On Wednesday, April 29, 2015, the Supreme Court heard oral arguments in Glossip v. Gross. The case turns on the efficacy of the first drug in Oklahoma’s three-drug execution protocol, the subject of controversy after a highly publicized botched execution last year; critics claim that this drug is unable to reliably produce the deep, coma-like unconsciousness necessary to avoid the pain and suffering that can result from the administration of the second and third drugs, and that the protocol violates the Eighth Amendment because of this. Oral arguments were expected to be revealing as to whether the court will focus narrowly on the specific execution method in question or range more broadly over important constitutional issues related to the death penalty.
Kent S. Scheidegger, Legal Director & General Counsel, Criminal Justice Legal Foundation
On March 9, 2015, the Supreme Court issued its decision in Perez v. Mortgage Bankers Association, a case which concerned the Administrative Procedure Act, or APA. The question was whether the rule announced by the D.C. Circuit in its earlier case Paralyzed Veterans of America v. D.C. Arena L.P. was consistent with the APA. Under the Paralyzed Veterans rule, an agency must use the APA’s notice-and-comment procedures when it wishes to issue a new interpretation of a regulation that deviates significantly from one the agency has previously adopted.
In an opinion delivered by Justice Sotomayor, the Court held by a vote of 9-0 that the Paralyzed Veterans rule conflicted with the text of the APA and improperly imposed procedural requirements on agencies beyond those authorized by the statute. The Chief Justice and Justices Kennedy, Ginsburg, Breyer and Kagan joined Justice Sotomayor’s opinion in full, and Justice Alito joined it except for part III-B. Justice Alito also filed an opinion concurring in part and concurring in the judgment. Justice Scalia and Justice Thomas filed opinions concurring in the judgment. The judgment of the D.C. Circuit was reversed.
To discuss the case, we have Andrew Hessick, who is a Professor of Law at the University of Utah College of Law.

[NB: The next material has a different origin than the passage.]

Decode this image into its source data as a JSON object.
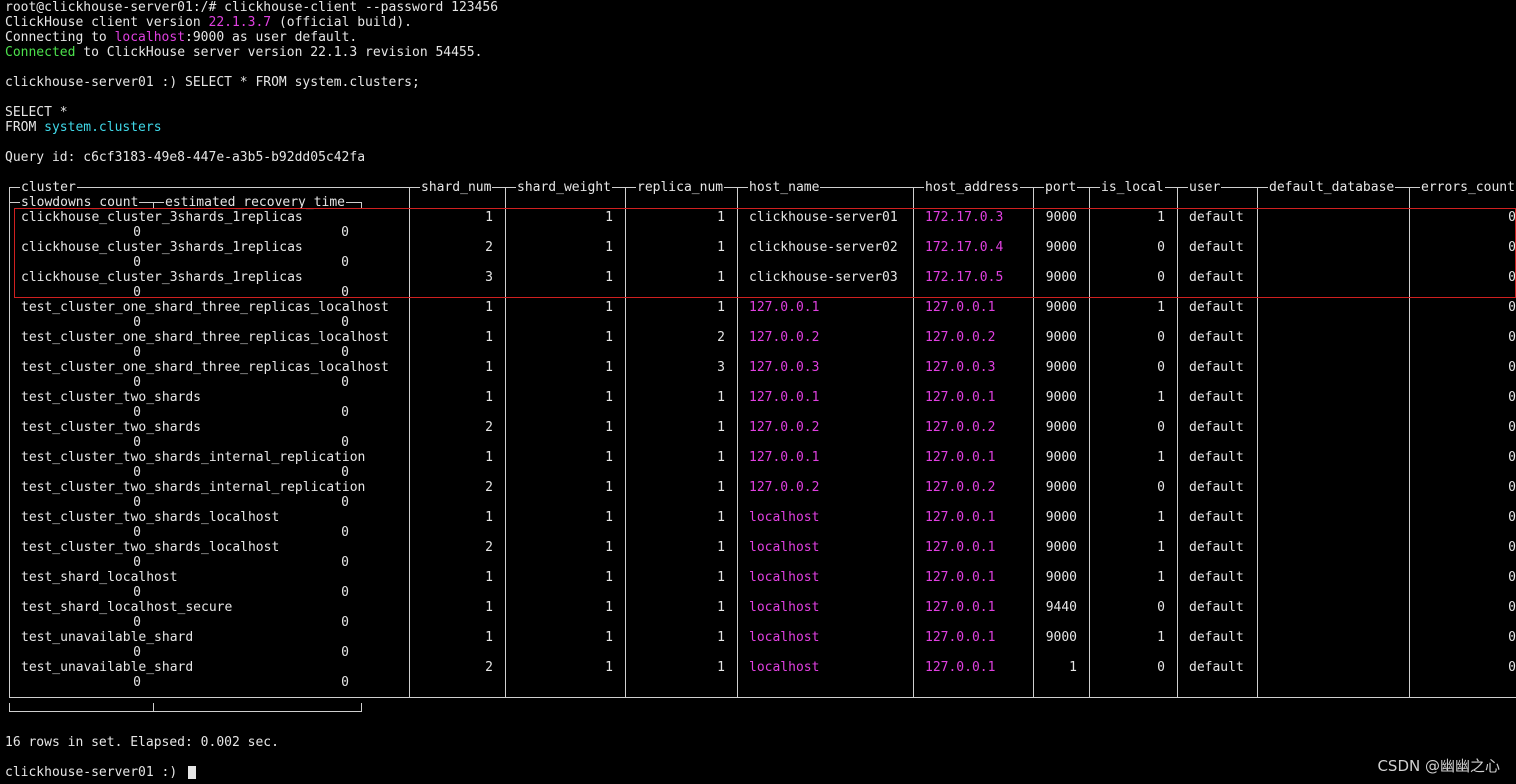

On April 21, 2015, the Supreme Court decided Oneok, Inc. v. Learjet. The question in this case is whether the Natural Gas Act preempts state-law antitrust claims which challenge industry practices that directly affect the wholesale natural gas market when those claims are asserted by litigants who purchased gas in retail transactions.
In an opinion delivered by Justice Breyer, the Court held by a vote of 7-2 that although the Natural Gas Act occupies the field of matters relating to wholesale sales and transportation of natural gas in interstate commerce, the state law antitrust claims in this case may nevertheless proceed and are not preempted. Justice Breyer’s opinion for the Court was joined in full by Justices Kennedy, Ginsburg, Alito, Sotomayor, and Kagan, and by Justice Thomas except as to Part I-A. Justice Thomas filed an opinion concurring in part and concurring in the judgment. Justice Scalia filed a dissenting opinion, which Chief Justice Roberts joined. The judgment of the Ninth Circuit was affirmed.

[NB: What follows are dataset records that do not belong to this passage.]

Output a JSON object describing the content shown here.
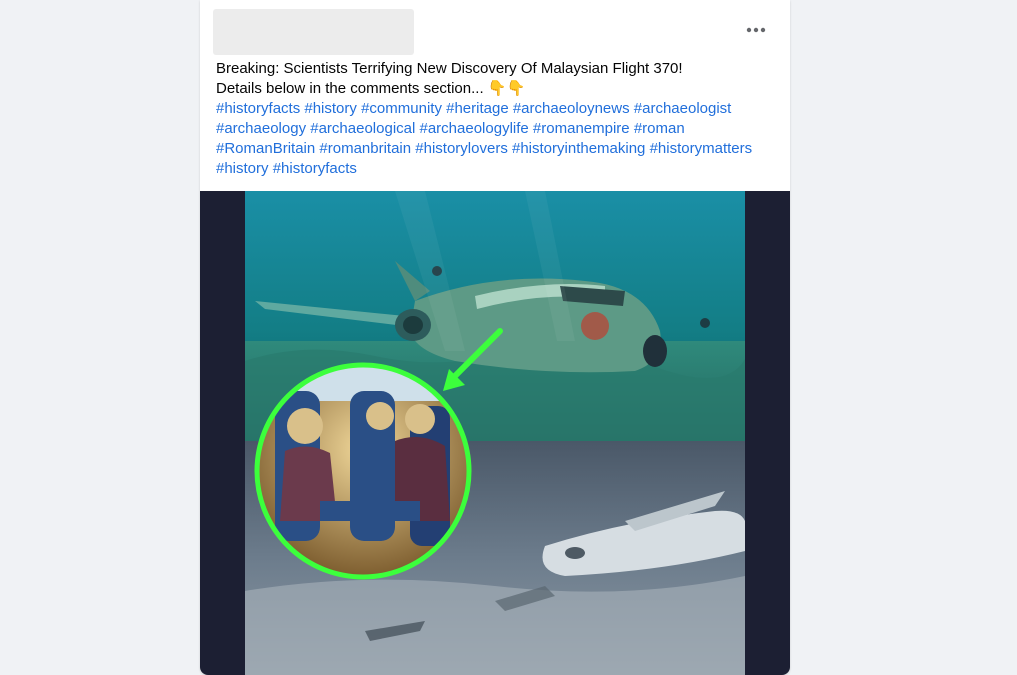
{
  "post": {
    "headline": "Breaking: Scientists Terrifying New Discovery Of Malaysian Flight 370!",
    "subline": "Details below in the comments section...",
    "emoji": "👇👇",
    "hashtags": [
      [
        "#historyfacts",
        "#history",
        "#community",
        "#heritage",
        "#archaeoloynews",
        "#archaeologist"
      ],
      [
        "#archaeology",
        "#archaeological",
        "#archaeologylife",
        "#romanempire",
        "#roman"
      ],
      [
        "#RomanBritain",
        "#romanbritain",
        "#historylovers",
        "#historyinthemaking",
        "#historymatters"
      ],
      [
        "#history",
        "#historyfacts"
      ]
    ],
    "more_icon": "more-horizontal-icon",
    "media_description_icon": "post-image"
  },
  "colors": {
    "page_background": "#f0f2f5",
    "card_background": "#ffffff",
    "hashtag": "#216fdb",
    "media_background": "#1c1f33",
    "highlight_ring": "#3cff3c"
  }
}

To discuss the case, we have Daniel Lyons, who is an Associate Professor of Law at the Boston College Law School.
On April 28, 2015, the Supreme Court heard oral argument in Obergefell v. Hodges. This highly anticipated case concerned two questions. The first, is whether states are required by the Fourteenth Amendment to grant marriage licenses to same-sex couples. The second question is whether states are required by the Fourteenth Amendment to recognize the marriages of same-sex couples who were lawfully married in a different state.
To discuss the case, we have John Eastman, who is the Henry Salvatori Professor of Law & Community Service at Chapman University Fowler School of Law.

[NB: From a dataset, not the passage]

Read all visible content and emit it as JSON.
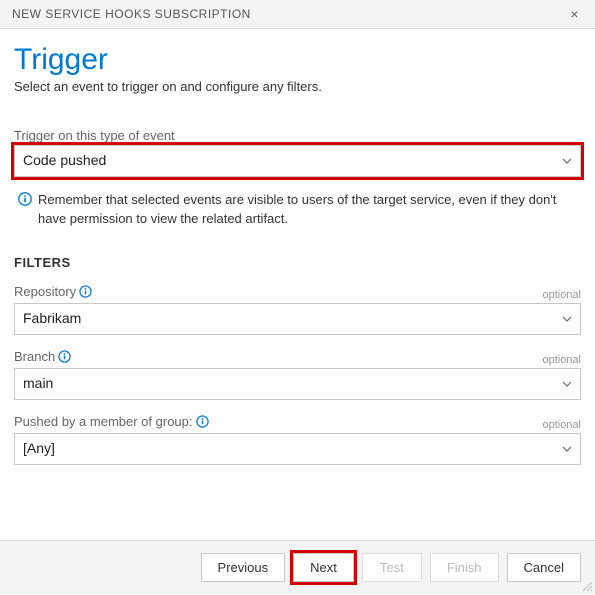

The long-anticipated gay marriage cases have now been argued in the Supreme Court. The questions presented are: whether the Fourteenth Amendment "require[s]" a "state to issue a marriage license to two people of the same sex", and/or "to recognize amarriage between two people of the same sex when their marriage was lawfully licensed and performed" in another state or jurisdiction. Join a special Courthouse Steps edition of Teleforum as we discuss the oral argument: Which advocate seemed to fair best? Who fielded the most difficult questions? Which justices seemed most skeptical of which side of the argument? What are the possible outcomes of the case, and what are the implications of those possible outcomes?
Dr. John C. Eastman, Henry Salvatori Professor of Law & Community Service, Chapman University School of Law